The University of Texas MD Anderson Cancer Center
Department of Clinical Cancer Prevention
My laboratory focuses on understanding the molecular and cellular mechanisms that regulate the recruitment of immune cells to the very early pancreatic pre-neoplastic lesions and the effect of these cells on the development and progression of pancreatic cancer. During tumor initiation and development, recruited immune cells establish a dynamic and close interaction with the neoplastic epithelium as well as with the fibrotic stroma, ultimately affecting tumor behavior. Gaining further knowledge on this interaction will inform us on how to build more effective novel strategies for early detection, prevention and treatment of pancreatic cancer.
Our laboratory has taken two approaches to investigate these issues:
1. Use of genetically-engineered mouse (GEM) models that mimic the development of human pancreatic cancer to dissect the role of immune cells in the regulation of cancer development.
A. Generation of GEM-immune reporter mice with the goal of performing multi-parametric cell sorting on particular types of immune cells at early and late stage of tumorigenesis for transcriptome analysis and for imaging studies aimed to determine cellular location and dynamics.
B. Utilization of bone marrow transplantation to test the functionality of specific immune cells or molecules in GEM models of pancreatic cancer.

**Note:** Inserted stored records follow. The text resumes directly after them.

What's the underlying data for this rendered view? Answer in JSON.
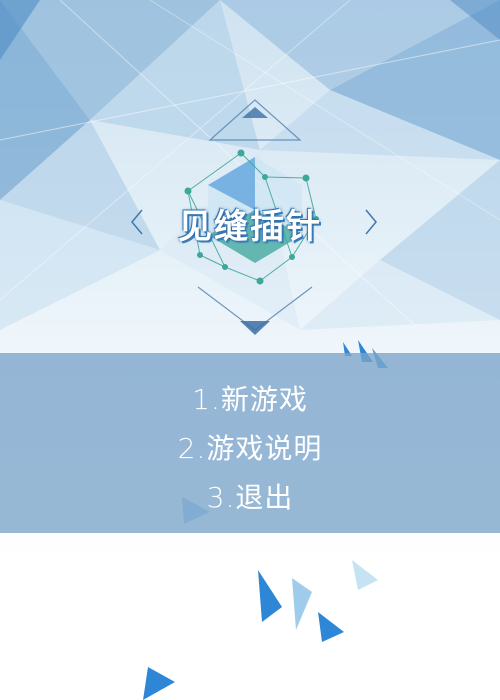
{
  "game": {
    "title": "见缝插针"
  },
  "menu": {
    "items": [
      {
        "label": "1.新游戏"
      },
      {
        "label": "2.游戏说明"
      },
      {
        "label": "3.退出"
      }
    ]
  },
  "colors": {
    "accent_blue": "#2e86d6",
    "menu_band": "#7aa4c9",
    "text": "#ffffff",
    "logo_green": "#3fa79a"
  },
  "icons": {
    "left_arrow": "chevron-left-icon",
    "right_arrow": "chevron-right-icon"
  }
}
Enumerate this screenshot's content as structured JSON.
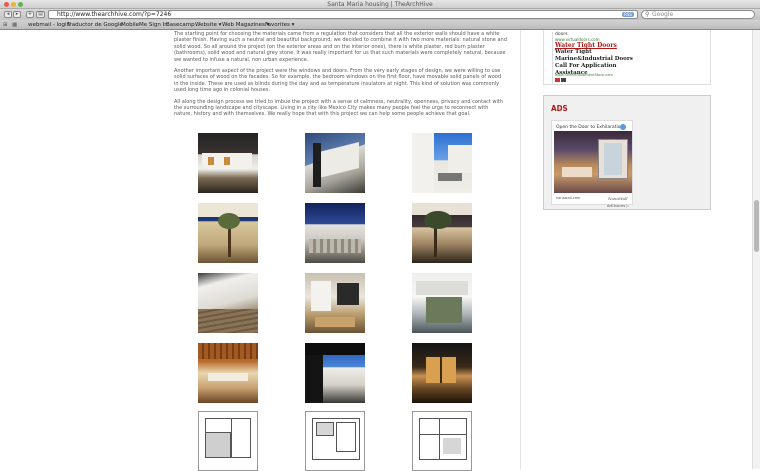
{
  "window": {
    "title": "Santa Maria housing | TheArchHive"
  },
  "toolbar": {
    "url": "http://www.thearchhive.com/?p=7246",
    "rss_label": "RSS",
    "search_placeholder": "Google"
  },
  "bookmarks": [
    "webmail - login",
    "Traductor de Google",
    "MobileMe Sign In",
    "Basecamp",
    "Website ▾",
    "Web Magazines ▾",
    "Favorites ▾"
  ],
  "article": {
    "paragraphs": [
      "The starting point for choosing the materials came from a regulation that considers that all the exterior walls should have a white plaster finish. Having such a neutral and beautiful background, we decided to combine it with two more materials: natural stone and solid wood. So all around the project (on the exterior areas and on the interior ones), there is white plaster, red burn plaster (bathrooms), solid wood and natural grey stone. It was really important for us that such materials were completely natural, because we wanted to infuse a natural, non urban experience.",
      "Another important aspect of the project were the windows and doors. From the very early stages of design, we were willing to use solid surfaces of wood on the facades. So for example, the bedroom windows on the first floor, have movable solid panels of wood in the inside. These are used as blinds during the day and as temperature insulators at night. This kind of solution was commonly used long time ago in colonial houses.",
      "All along the design process we tried to imbue the project with a sense of calmness, neutrality, openness, privacy and contact with the surrounding landscape and cityscape. Living in a city like Mexico City makes many people feel the urge to reconnect with nature, history and with themselves. We really hope that with this project we can help some people achieve that goal."
    ]
  },
  "gallery": {
    "thumbnails": [
      {
        "name": "exterior-dusk-photo"
      },
      {
        "name": "facade-perspective-photo"
      },
      {
        "name": "courtyard-blue-photo"
      },
      {
        "name": "tree-patio-photo"
      },
      {
        "name": "stone-wall-photo"
      },
      {
        "name": "twilight-tree-photo"
      },
      {
        "name": "deck-shadow-photo"
      },
      {
        "name": "interior-stair-photo"
      },
      {
        "name": "white-frame-photo"
      },
      {
        "name": "wood-ceiling-photo"
      },
      {
        "name": "overhang-sky-photo"
      },
      {
        "name": "night-window-photo"
      },
      {
        "name": "floor-plan-1"
      },
      {
        "name": "floor-plan-2"
      },
      {
        "name": "floor-plan-3"
      }
    ]
  },
  "sidebar": {
    "ad_top": {
      "domain_line_1": "doors",
      "domain_line_2": "www.virtualdoors.com",
      "headline": "Water Tight Doors",
      "body": "Water Tight Marine&Industrial Doors Call For Application Assistance",
      "url": "www.ShearEquipmentStore.com"
    },
    "ads_heading": "ADS",
    "ad_bottom": {
      "headline": "Open the Door to Exhilaratio",
      "footer_left": "nanawall.com",
      "footer_right": "NanaWall"
    },
    "adchoices_label": "AdChoices ▷"
  },
  "colors": {
    "accent_red": "#b01818",
    "link_blue": "#3355aa"
  }
}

2. Molecular characterization of the immune and epithelial human cells obtained from patients with pre-neoplastic lesions and pancreatic cancer to confirm the human significance of the experimental findings and as a discovery platform.
Education & Training
MD, National University of Rosario, 2000